We love doing art activities with the youth here at Covenant House Vancouver. It’s fun, it’s relaxing, and you never know when the process of art can help express an important idea.
Case in point, we were doing some acrylic pour painting with the guys at our Male-identified Crisis Program the other evening. The youth love it. The concept is simple and unintimidating, but still produces some beautiful and intricate works of art. The finished products often get displayed on walls in common areas or in bedrooms.
On this evening, I was painting alongside one of the young people. We had a range of different colours spread out on the table before us. As I was working away quietly, I noticed he was getting lost in the process of choosing specific colours, pouring them over his canvas, and then adding dish soap to create some nice “bubble” effects on his work.
Suddenly, he broke out of his concentration and spoke to me in a very calm and thoughtful voice. “You know,” he said, “there’s something really nice about starting a painting but not really knowing how it’s going to turn out.”
I smiled. Turning to him, I used his insight as an opportunity to encourage him to think about that feeling, and even, to embrace it. “Even in my life,” I said, “I know there are lots of moments where I really wished I knew the outcome of something. But we don’t always get that. So, if there’s an opportunity to find peace in not knowing, and to just find joy in the process – that’s a wonderful thing.”
Our conversation ended quietly as my fellow artist shifted his full attention back to his canvas. He tilted it up from the top and watched as the acrylic paint spread slowly down the surface. It created shapes and swirls that neither of us could have predicted.

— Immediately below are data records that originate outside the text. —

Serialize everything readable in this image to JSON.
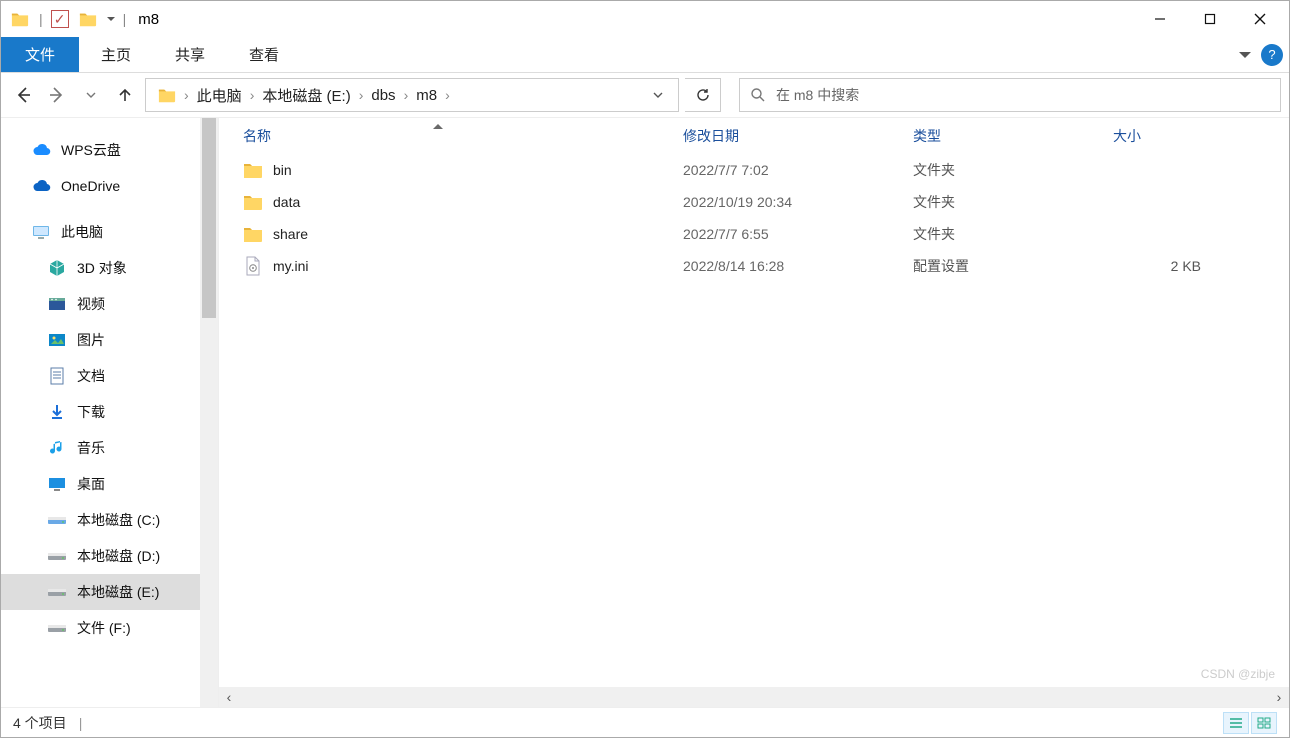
{
  "window": {
    "title": "m8"
  },
  "ribbon": {
    "file": "文件",
    "tabs": [
      "主页",
      "共享",
      "查看"
    ]
  },
  "nav": {
    "crumbs": [
      "此电脑",
      "本地磁盘 (E:)",
      "dbs",
      "m8"
    ],
    "search_placeholder": "在 m8 中搜索"
  },
  "sidebar": {
    "items": [
      {
        "label": "WPS云盘",
        "icon": "cloud",
        "color": "#1a8cff",
        "indent": false
      },
      {
        "label": "OneDrive",
        "icon": "cloud",
        "color": "#0b63c4",
        "indent": false
      },
      {
        "label": "此电脑",
        "icon": "pc",
        "color": "#6fb7e8",
        "indent": false
      },
      {
        "label": "3D 对象",
        "icon": "cube",
        "color": "#2aa8a0",
        "indent": true
      },
      {
        "label": "视频",
        "icon": "video",
        "color": "#2b579a",
        "indent": true
      },
      {
        "label": "图片",
        "icon": "image",
        "color": "#0c87c8",
        "indent": true
      },
      {
        "label": "文档",
        "icon": "doc",
        "color": "#5b7ea8",
        "indent": true
      },
      {
        "label": "下载",
        "icon": "download",
        "color": "#1c6fd8",
        "indent": true
      },
      {
        "label": "音乐",
        "icon": "music",
        "color": "#1ca0e8",
        "indent": true
      },
      {
        "label": "桌面",
        "icon": "desktop",
        "color": "#1c8fe0",
        "indent": true
      },
      {
        "label": "本地磁盘 (C:)",
        "icon": "drive",
        "color": "#6aa9e6",
        "indent": true
      },
      {
        "label": "本地磁盘 (D:)",
        "icon": "drive",
        "color": "#9aa0a6",
        "indent": true
      },
      {
        "label": "本地磁盘 (E:)",
        "icon": "drive",
        "color": "#9aa0a6",
        "indent": true,
        "selected": true
      },
      {
        "label": "文件 (F:)",
        "icon": "drive",
        "color": "#9aa0a6",
        "indent": true
      }
    ]
  },
  "columns": {
    "name": "名称",
    "date": "修改日期",
    "type": "类型",
    "size": "大小"
  },
  "files": [
    {
      "name": "bin",
      "date": "2022/7/7 7:02",
      "type": "文件夹",
      "size": "",
      "icon": "folder"
    },
    {
      "name": "data",
      "date": "2022/10/19 20:34",
      "type": "文件夹",
      "size": "",
      "icon": "folder"
    },
    {
      "name": "share",
      "date": "2022/7/7 6:55",
      "type": "文件夹",
      "size": "",
      "icon": "folder"
    },
    {
      "name": "my.ini",
      "date": "2022/8/14 16:28",
      "type": "配置设置",
      "size": "2 KB",
      "icon": "ini"
    }
  ],
  "status": {
    "text": "4 个项目"
  },
  "watermark": "CSDN @zibje"
}
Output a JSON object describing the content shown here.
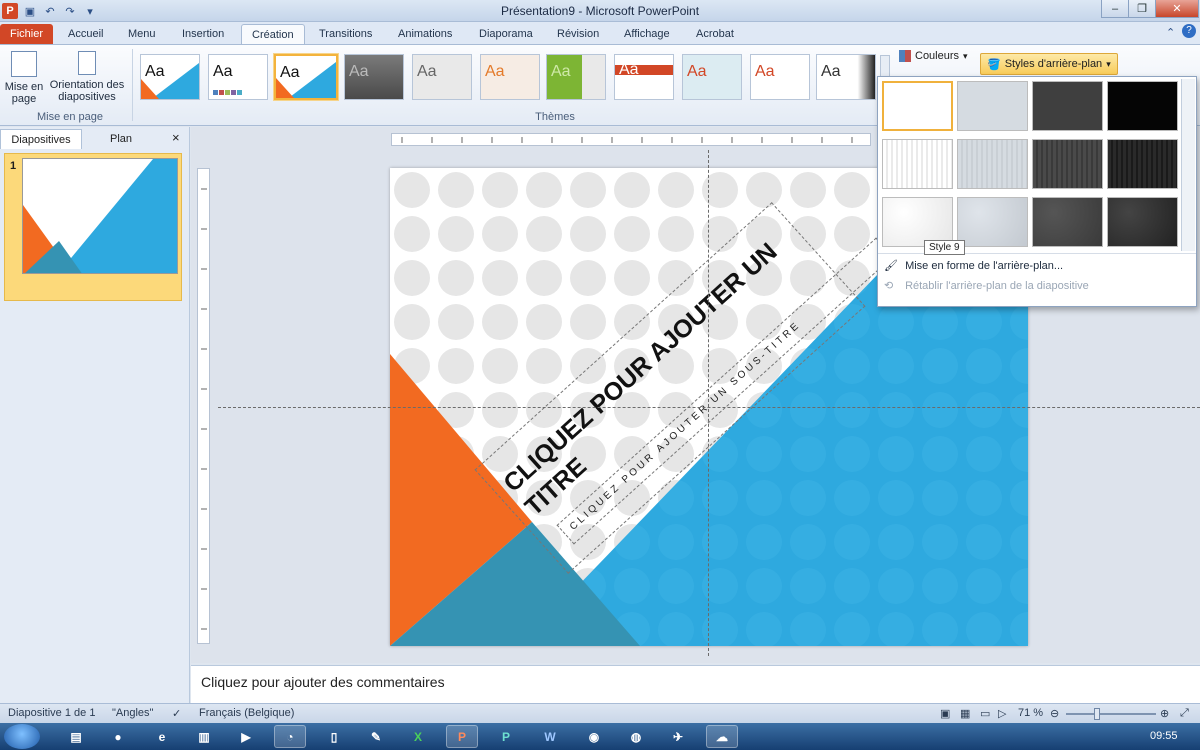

He nodded and smiled, clearly satisfied and happy with the end result of his work.